The half-life of Ozempic is approximately 2.4 days. This means that it takes around two and a half days for the body to eliminate half of the drug from the system. However, the duration of effectiveness can vary depending on several factors, including body weight, liver function, and individual metabolism. In general, Ozempic remains effective for up to 12 hours after administration.
5. Factors affecting its duration of effectiveness
Ozempic’s duration of effectiveness can vary depending on several factors. These include age, weight, metabolism, and overall health status. In general, however, Ozempic has a relatively short half-life of around 10 hours, which means that it may need to be taken multiple times per day to maintain consistent levels in the body. Additionally, certain medical conditions or treatments may affect how quickly Ozempic is eliminated from the body, so it’s important to consult with a healthcare provider to determine the best dosage and treatment plan for individual needs.
6. Side effects of using Ozempic

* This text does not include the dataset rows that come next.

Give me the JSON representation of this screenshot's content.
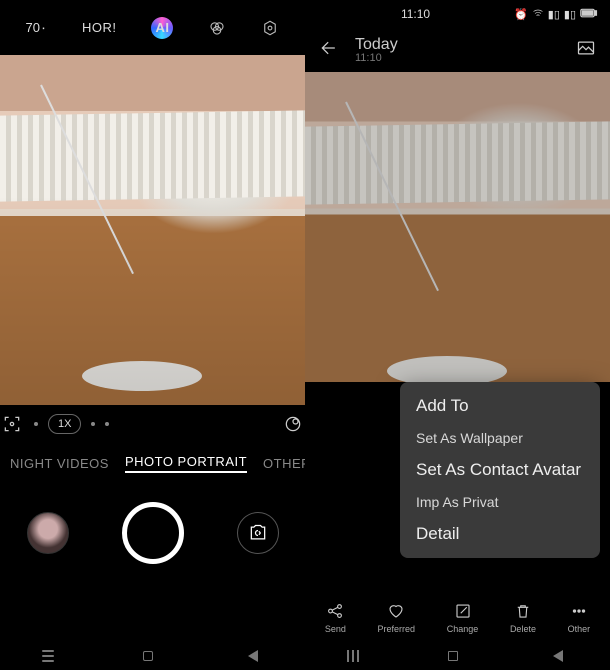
{
  "left": {
    "top": {
      "label1": "70۰",
      "label2": "HOR!",
      "ai_label": "AI"
    },
    "zoom": {
      "value": "1X"
    },
    "modes": {
      "m1": "NIGHT VIDEOS",
      "m2": "PHOTO PORTRAIT",
      "m3": "OTHER"
    }
  },
  "right": {
    "status": {
      "time": "11:10"
    },
    "header": {
      "title": "Today",
      "subtitle": "11:10"
    },
    "menu": {
      "add_to": "Add To",
      "wallpaper": "Set As Wallpaper",
      "avatar": "Set As Contact Avatar",
      "private": "Imp As Privat",
      "detail": "Detail"
    },
    "actions": {
      "send": "Send",
      "preferred": "Preferred",
      "change": "Change",
      "delete": "Delete",
      "other": "Other"
    }
  }
}
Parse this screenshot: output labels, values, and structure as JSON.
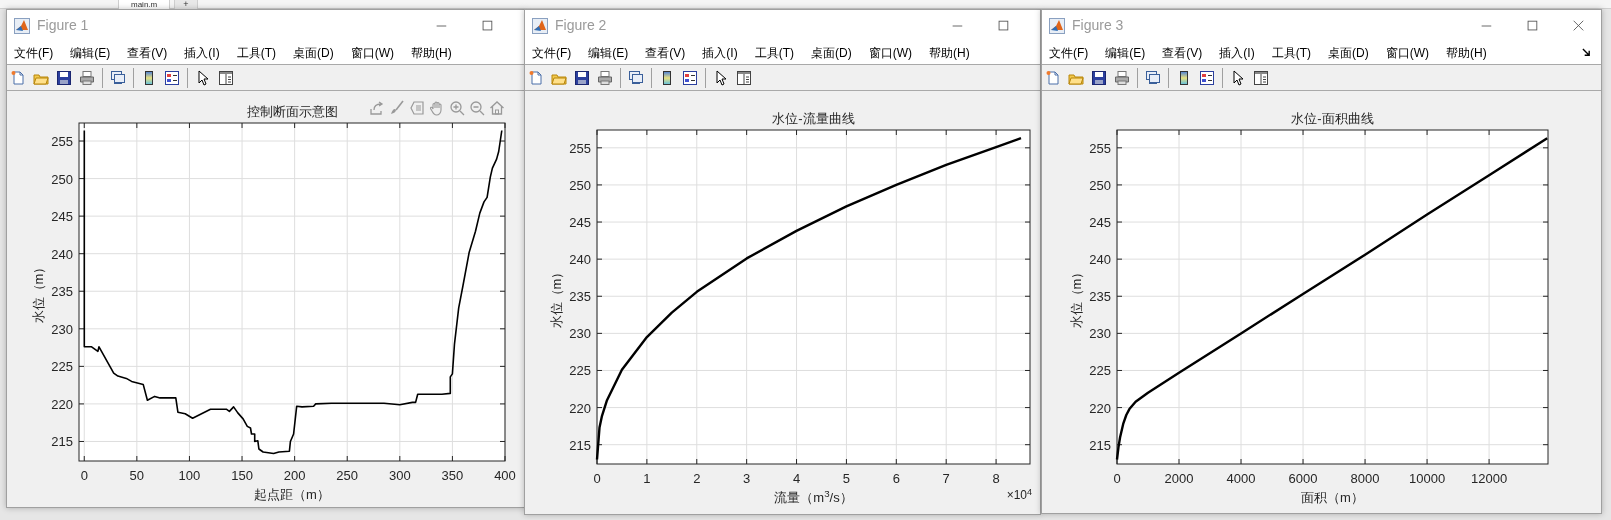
{
  "editor_tab": {
    "label": "main.m",
    "add_label": "+"
  },
  "figures": [
    {
      "title": "Figure 1",
      "window_controls": [
        {
          "kind": "minimize"
        },
        {
          "kind": "maximize"
        }
      ],
      "menu": [
        "文件(F)",
        "编辑(E)",
        "查看(V)",
        "插入(I)",
        "工具(T)",
        "桌面(D)",
        "窗口(W)",
        "帮助(H)"
      ],
      "menu_overflow": false,
      "toolbar": [
        {
          "kind": "new"
        },
        {
          "kind": "open"
        },
        {
          "kind": "save"
        },
        {
          "kind": "print"
        },
        {
          "kind": "separator"
        },
        {
          "kind": "link"
        },
        {
          "kind": "separator"
        },
        {
          "kind": "colorbar"
        },
        {
          "kind": "legend"
        },
        {
          "kind": "separator"
        },
        {
          "kind": "pointer"
        },
        {
          "kind": "inspector"
        }
      ],
      "axes_toolbar": [
        {
          "kind": "export"
        },
        {
          "kind": "brush"
        },
        {
          "kind": "datatip"
        },
        {
          "kind": "pan"
        },
        {
          "kind": "zoom_in"
        },
        {
          "kind": "zoom_out"
        },
        {
          "kind": "home"
        }
      ],
      "chart_data": {
        "type": "line",
        "title": "控制断面示意图",
        "xlabel": "起点距（m）",
        "ylabel": "水位（m）",
        "x": [
          0,
          0,
          7,
          13,
          14,
          28,
          32,
          40,
          45,
          56,
          60,
          67,
          72,
          87,
          89,
          96,
          103,
          120,
          135,
          138,
          142,
          146,
          151,
          155,
          158,
          159,
          162,
          162,
          165,
          166,
          168,
          170,
          180,
          185,
          195,
          196,
          199,
          202,
          207,
          218,
          220,
          235,
          250,
          270,
          285,
          300,
          312,
          315,
          317,
          323,
          340,
          348,
          348,
          350,
          352,
          356,
          360,
          366,
          372,
          376,
          380,
          383,
          386,
          388,
          392,
          394,
          397
        ],
        "series": [
          {
            "color": "#000000",
            "values": [
              256.4,
              227.6,
              227.6,
              227,
              227.6,
              224.1,
              223.7,
              223.4,
              223,
              222.6,
              220.5,
              221,
              220.8,
              220.8,
              218.9,
              218.7,
              218.1,
              219.3,
              219.3,
              219,
              219.6,
              218.8,
              218,
              217,
              216.8,
              216,
              216,
              215,
              215.1,
              214,
              213.8,
              213.6,
              213.4,
              213.6,
              213.7,
              215,
              216,
              219.7,
              219.6,
              219.7,
              220,
              220.1,
              220.1,
              220.1,
              220.1,
              219.9,
              220.2,
              220.2,
              221.3,
              221.3,
              221.3,
              221.4,
              223.6,
              224,
              228,
              232.8,
              235.7,
              240.2,
              243,
              245.4,
              246.9,
              247.5,
              250.2,
              251.4,
              252.6,
              253.6,
              256.4
            ]
          }
        ],
        "grid": true,
        "xlim": [
          -5,
          400
        ],
        "ylim": [
          212.4,
          257.4
        ],
        "xticks": [
          0,
          50,
          100,
          150,
          200,
          250,
          300,
          350,
          400
        ],
        "yticks": [
          215,
          220,
          225,
          230,
          235,
          240,
          245,
          250,
          255
        ]
      }
    },
    {
      "title": "Figure 2",
      "window_controls": [
        {
          "kind": "minimize"
        },
        {
          "kind": "maximize"
        }
      ],
      "menu": [
        "文件(F)",
        "编辑(E)",
        "查看(V)",
        "插入(I)",
        "工具(T)",
        "桌面(D)",
        "窗口(W)",
        "帮助(H)"
      ],
      "menu_overflow": false,
      "toolbar": [
        {
          "kind": "new"
        },
        {
          "kind": "open"
        },
        {
          "kind": "save"
        },
        {
          "kind": "print"
        },
        {
          "kind": "separator"
        },
        {
          "kind": "link"
        },
        {
          "kind": "separator"
        },
        {
          "kind": "colorbar"
        },
        {
          "kind": "legend"
        },
        {
          "kind": "separator"
        },
        {
          "kind": "pointer"
        },
        {
          "kind": "inspector"
        }
      ],
      "chart_data": {
        "type": "line",
        "title": "水位-流量曲线",
        "xlabel": "流量（m$^{3}$/s）",
        "ylabel": "水位（m）",
        "x": [
          0,
          0.05,
          0.1,
          0.2,
          0.5,
          1,
          1.5,
          2,
          3,
          4,
          5,
          6,
          7,
          8,
          8.5
        ],
        "series": [
          {
            "color": "#000000",
            "values": [
              213,
              217.3,
              218.9,
              221,
              225.1,
              229.5,
              232.8,
              235.6,
              240.1,
              243.8,
              247.1,
              250,
              252.7,
              255.1,
              256.3
            ]
          }
        ],
        "grid": true,
        "xlim": [
          0,
          8.68
        ],
        "ylim": [
          212.4,
          257.4
        ],
        "xticks": [
          0,
          1,
          2,
          3,
          4,
          5,
          6,
          7,
          8
        ],
        "yticks": [
          215,
          220,
          225,
          230,
          235,
          240,
          245,
          250,
          255
        ]
      },
      "x_axis_exponent": "×10$^{4}$"
    },
    {
      "title": "Figure 3",
      "window_controls": [
        {
          "kind": "minimize"
        },
        {
          "kind": "maximize"
        },
        {
          "kind": "close"
        }
      ],
      "menu": [
        "文件(F)",
        "编辑(E)",
        "查看(V)",
        "插入(I)",
        "工具(T)",
        "桌面(D)",
        "窗口(W)",
        "帮助(H)"
      ],
      "menu_overflow": true,
      "toolbar": [
        {
          "kind": "new"
        },
        {
          "kind": "open"
        },
        {
          "kind": "save"
        },
        {
          "kind": "print"
        },
        {
          "kind": "separator"
        },
        {
          "kind": "link"
        },
        {
          "kind": "separator"
        },
        {
          "kind": "colorbar"
        },
        {
          "kind": "legend"
        },
        {
          "kind": "separator"
        },
        {
          "kind": "pointer"
        },
        {
          "kind": "inspector"
        }
      ],
      "chart_data": {
        "type": "line",
        "title": "水位-面积曲线",
        "xlabel": "面积（m）",
        "ylabel": "水位（m）",
        "x": [
          0,
          50,
          100,
          200,
          300,
          400,
          600,
          1000,
          2000,
          4000,
          6000,
          8000,
          10000,
          12000,
          13875
        ],
        "series": [
          {
            "color": "#000000",
            "values": [
              213,
              214.8,
              216,
              217.8,
              219,
              219.8,
              220.8,
              222,
              224.7,
              230,
              235.3,
              240.6,
              246,
              251.3,
              256.3
            ]
          }
        ],
        "grid": true,
        "xlim": [
          0,
          13900
        ],
        "ylim": [
          212.4,
          257.4
        ],
        "xticks": [
          0,
          2000,
          4000,
          6000,
          8000,
          10000,
          12000
        ],
        "yticks": [
          215,
          220,
          225,
          230,
          235,
          240,
          245,
          250,
          255
        ]
      }
    }
  ]
}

Ozempic (semaglutide) is a prescription medication used to treat type 2 diabetes. Like any medication, it can cause side effects. Some common side effects of Ozempic include nausea, vomiting, abdominal pain, diarrhea, constipation, dizziness, headache, fatigue, and abnormal stools. Less commonly, Ozempic may cause pancreatitis, which is inflammation of the pancreas. It is important to note that these side effects are not experienced by everyone who takes Ozempic, and they can vary in severity from person to person. If you experience any side effects while taking Ozempic, it is important to contact your healthcare provider right away. They can provide guidance on how to manage the side effects and determine whether it is safe for you to continue taking the medication.
7. Interactions with other medications or substances
It is important to note that Ozempic should not be used with other medications that may lower blood sugar levels without a doctor’s permission. This includes over-the-counter medications such as aspirin and ibuprofen, as well as certain herbal supplements like garlic and ginseng. Additionally, Ozempic should not be used with other medications that may increase the risk of pancreatitis, such as sulfonylureas and thiazolidinediones. It is crucial to consult with a healthcare professional before taking any new medications or supplements while using Ozempic to avoid potential interactions and side effects.
8. Withdrawal symptoms
Withdrawal symptoms can occur when someone stops taking Ozempic suddenly after extended use. These symptoms may include dizziness, nausea, vomiting, abdominal pain, diarrhea, headache, fatigue, irritability, and anxiety. It is important to taper off Ozempic gradually under the guidance of a healthcare professional to minimize the risk of withdrawal symptoms.
In conclusion, Ozempic is a medication that has become increasingly popular due to its effectiveness in managing blood sugar levels and weight loss. It works by helping the body produce insulin and reducing glucose production in the liver. The half-life of Ozempic is approximately 21 days, which means that it stays in the system for around three weeks before being eliminated from the body. However, factors such as age, metabolism, and overall health can impact how long it remains effective. While Ozempic may have some side effects, they are generally mild and temporary. As with any medication, it is important to consult with a doctor before starting treatment and to follow dosage instructions carefully. By doing so, individuals can experience the benefits of Ozempic while minimizing potential risks.
What is Ozempic used for?
- Claudia Oshry’s Weight Loss Journey: Inspiring Others to Succeed - January 9, 2024
- Ozempic Injection Site Lumps: What You Need to Know - January 9, 2024
- How to Take Ozempic: Step-by-Step Video Guide - January 8, 2024